Conditions and Procedures
Coronary Artery Disease
Coronary artery disease (CAD) usually occurs when cholesterol and plaque accumulate inside the coronary arteries (blood vessels supplying oxygen-rich blood to heart muscles), and block the flow of oxygen-rich blood to the heart muscles. The plaque can sometimes break off and form a blood clot that can completely block the vessels, leading to permanent heart damage.
CAD is the most common of all heart diseases, and a leading cause of death in the US. Despite this, it often goes unnoticed as the plaques develop over many years.
CAD occurs due to atherosclerosis, a condition where cholesterol and a waxy substance called plaque accumulate in the coronary arteries over time, thereby narrowing the artery and reducing the flow of blood.
Symptoms may not manifest in the initial stages when there is a decrease in blood flow, but may show up as the plaque continues to build.

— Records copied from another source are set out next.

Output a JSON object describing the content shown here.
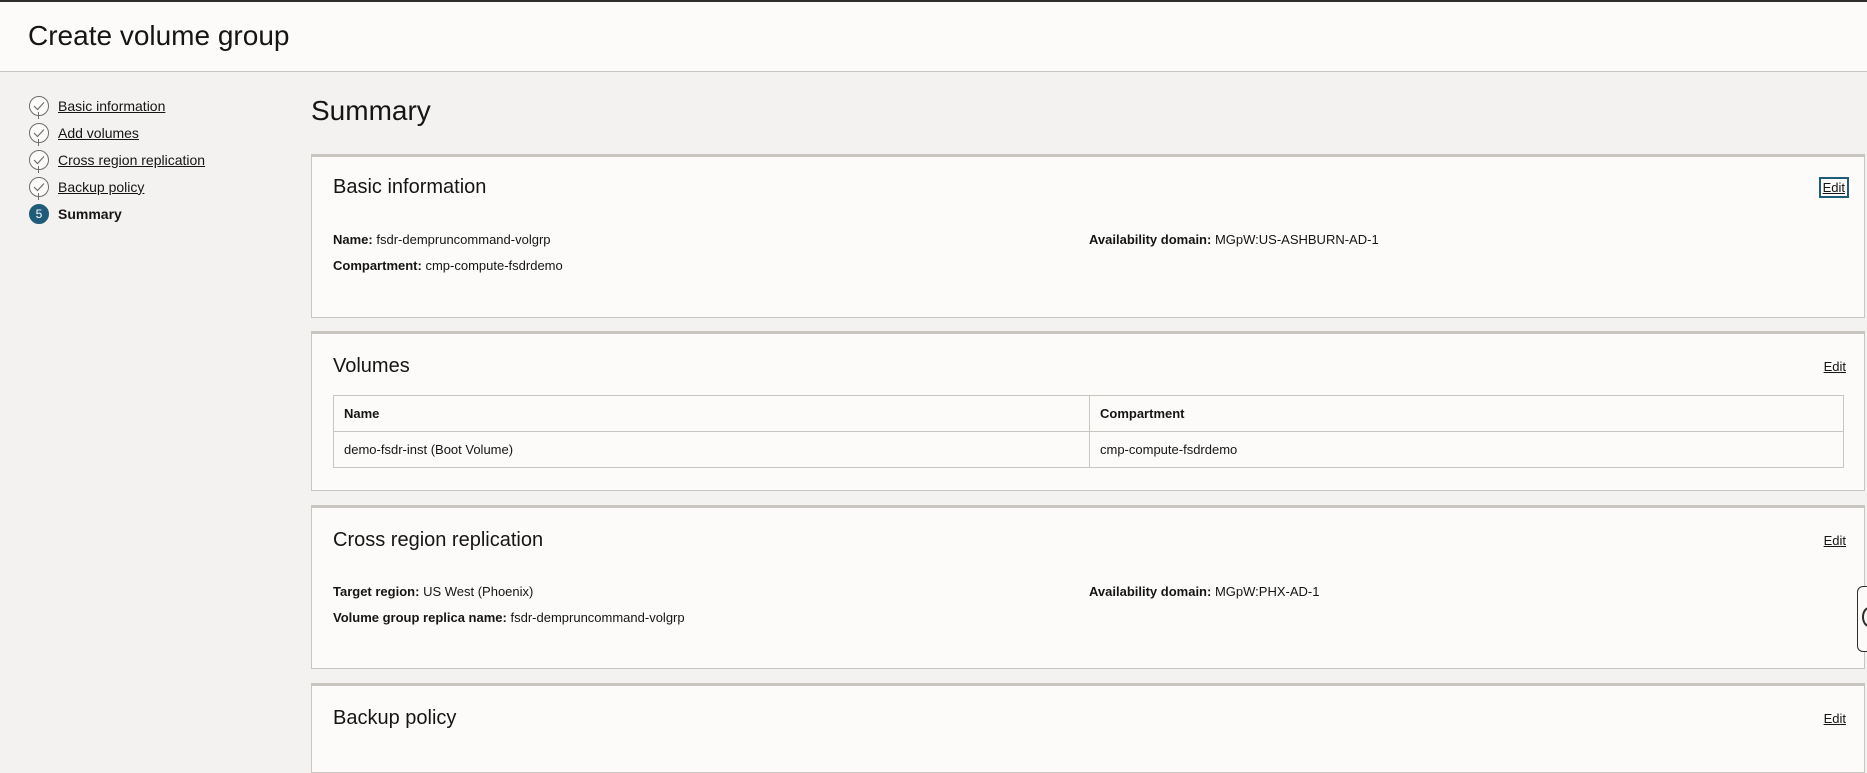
{
  "header": {
    "title": "Create volume group"
  },
  "steps": [
    {
      "number": "1",
      "label": "Basic information",
      "state": "complete"
    },
    {
      "number": "2",
      "label": "Add volumes",
      "state": "complete"
    },
    {
      "number": "3",
      "label": "Cross region replication",
      "state": "complete"
    },
    {
      "number": "4",
      "label": "Backup policy",
      "state": "complete"
    },
    {
      "number": "5",
      "label": "Summary",
      "state": "active"
    }
  ],
  "main": {
    "title": "Summary",
    "edit_label": "Edit",
    "basic": {
      "title": "Basic information",
      "name_label": "Name:",
      "name_value": "fsdr-dempruncommand-volgrp",
      "compartment_label": "Compartment:",
      "compartment_value": "cmp-compute-fsdrdemo",
      "ad_label": "Availability domain:",
      "ad_value": "MGpW:US-ASHBURN-AD-1"
    },
    "volumes": {
      "title": "Volumes",
      "columns": [
        "Name",
        "Compartment"
      ],
      "rows": [
        [
          "demo-fsdr-inst (Boot Volume)",
          "cmp-compute-fsdrdemo"
        ]
      ]
    },
    "replication": {
      "title": "Cross region replication",
      "target_label": "Target region:",
      "target_value": "US West (Phoenix)",
      "replica_label": "Volume group replica name:",
      "replica_value": "fsdr-dempruncommand-volgrp",
      "ad_label": "Availability domain:",
      "ad_value": "MGpW:PHX-AD-1"
    },
    "backup": {
      "title": "Backup policy"
    }
  },
  "colors": {
    "accent": "#1f5c7a",
    "border": "#c9c6c2",
    "background": "#f3f2f1",
    "card": "#fcfbfa"
  },
  "icons": {
    "complete_step": "check-circle-icon",
    "help_tab": "help-icon"
  }
}
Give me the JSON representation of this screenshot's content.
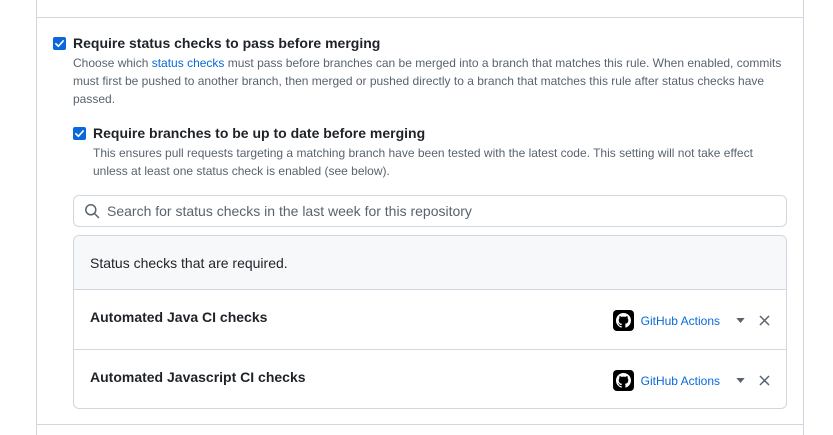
{
  "status_checks": {
    "enabled": true,
    "label": "Require status checks to pass before merging",
    "desc_prefix": "Choose which ",
    "desc_link": "status checks",
    "desc_line1_rest": " must pass before branches can be merged into a branch that matches this rule. When enabled, commits",
    "desc_line2": "must first be pushed to another branch, then merged or pushed directly to a branch that matches this rule after status checks have",
    "desc_line3": "passed."
  },
  "up_to_date": {
    "enabled": true,
    "label": "Require branches to be up to date before merging",
    "desc_line1": "This ensures pull requests targeting a matching branch have been tested with the latest code. This setting will not take effect",
    "desc_line2": "unless at least one status check is enabled (see below)."
  },
  "search": {
    "placeholder": "Search for status checks in the last week for this repository",
    "value": ""
  },
  "required_checks": {
    "header": "Status checks that are required.",
    "items": [
      {
        "name": "Automated Java CI checks",
        "app": "GitHub Actions",
        "app_icon": "github-logo-icon"
      },
      {
        "name": "Automated Javascript CI checks",
        "app": "GitHub Actions",
        "app_icon": "github-logo-icon"
      }
    ]
  },
  "colors": {
    "accent": "#0969da",
    "border": "#d0d7de",
    "muted": "#59636e"
  }
}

The most common symptom is angina, characterized by pain, discomfort, heaviness, tightness or numbness in the chest. It can also be felt in the neck, jaw, back, left shoulder or arms, and is often mistaken for heartburn or indigestion.
Other symptoms include heart attack, shortness of breath, weakness, giddiness or fainting, sweating, and nausea.
If you feel any of these symptoms, you should see your physician immediately.
Some of the risk factors include:
- Advanced age
- Family history
- High blood pressure
- Diet rich in cholesterol and saturated fat
- Physical inactivity
- Sex, with men being at a higher risk
Over time, when the muscles are starved of oxygen and weaken, other conditions can occur such as heart failure (heart can’t pump sufficient blood for your entire body) and arrhythmias (irregular heartbeats).
Your physician will examine and review your medical history, and order one or more of the following diagnostic tests:
- Electrocardiogram (ECG): to record the heart’s electrical activity
- Echocardiogram: to view the heart’s size, structure and motion using sound waves
- Stress test: to record the heart’s electrical activity while you run on a treadmill
- Angiogram: to view the flow of blood using a special dye and x-ray
- Computerized tomography (CT) scan: to view your arteries
- Magnetic resonance angiography (MRA): to view blood vessels using a magnetic field and radio waves
CAD treatment involves lifestyle changes, medication and surgery.
Adopting a healthy lifestyle that incorporates plenty of physical activity, nutritious food, limited alcohol and nicotine, and a good weight management regime will go a long way in preventing and controlling coronary artery disease.
Medications are recommended if risk factors cannot be lowered through lifestyle changes.
Certain procedures can be used to open up the blocked arteries:
- Balloon angioplasty: An inflated balloon is inserted into the blocked artery to compress the deposits against the arterial wall. Sometimes a stent is placed and left in the artery to keep it open.
- Coronary artery bypass surgery: A blood vessel from another part of the body is used to create a graft to bypass the blocked artery.